News Brief

Surveillance is a form of information warfare, says Shoshana Zuboff

At Coda, we try to “connect the dots” between the issues we cover, but our two channels — disinformation and authoritarian tech — have always seemed distinct.

When we think of disinformation and information warfare, we usually think of government-sponsored deception; but Shoshana Zuboff, author of The Age of Surveillance Capitalism, describes it differently.

“Information warfare originates in epistemic inequality — information dominance,” she said to a packed Berlin auditorium on Wednesday. Zuboff, who looks like she is from the 1980s, has been at the forefront of the techlash which has made her 600-page tome a bestseller.

Of course, she’s right: information warfare depends on knowing more than the victim. When a troll factory creates memes and impersonates American voters, it relies partly on ignorance on the part of those who then consume and spread these memes.

But there is another situation where somebody knows something you don’t, and that is the advertising-supported business model of large tech companies. Facebook knows things about you that you’re not aware of yourself, and uses that information to make money. What’s interesting is that Zuboff called this a form of information warfare as well.

Surveillance capitalism, she said, “is the normalization and institutionalization of information warfare for profit.”

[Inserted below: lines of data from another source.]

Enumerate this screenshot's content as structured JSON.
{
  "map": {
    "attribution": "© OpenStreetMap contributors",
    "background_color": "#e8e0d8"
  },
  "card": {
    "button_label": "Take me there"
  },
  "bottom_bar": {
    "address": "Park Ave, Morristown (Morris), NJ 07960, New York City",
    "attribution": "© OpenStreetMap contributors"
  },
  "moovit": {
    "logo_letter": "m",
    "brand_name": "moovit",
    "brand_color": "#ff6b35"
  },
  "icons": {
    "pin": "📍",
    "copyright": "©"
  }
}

This notion helps tie together our twin interests here at Coda — disinformation and authoritarian tech. In Zuboff’s view, both rely on preying on vulnerable populations through the acquisition, creation, and manipulation of information, whether it’s your browsing history of a fake Trump rally staged in Philadelphia.

Zuboff has been touring for months, and though she offers dire warnings about surveillance capitalism, claiming it has robbed us of agency and privacy, she ultimately has a hopeful message.

“Anything that humans make can be unmade,” she said.

But some audience members didn’t buy her commitment. When the Q&A session was conducted using an online submission form for questions, a man rose in protest.

“We don’t need technology to have a conversation!” he shouted.

“I second this man!” said another who had just risen from his seat.

The two men exited the room with some fanfare before the discussion could continue.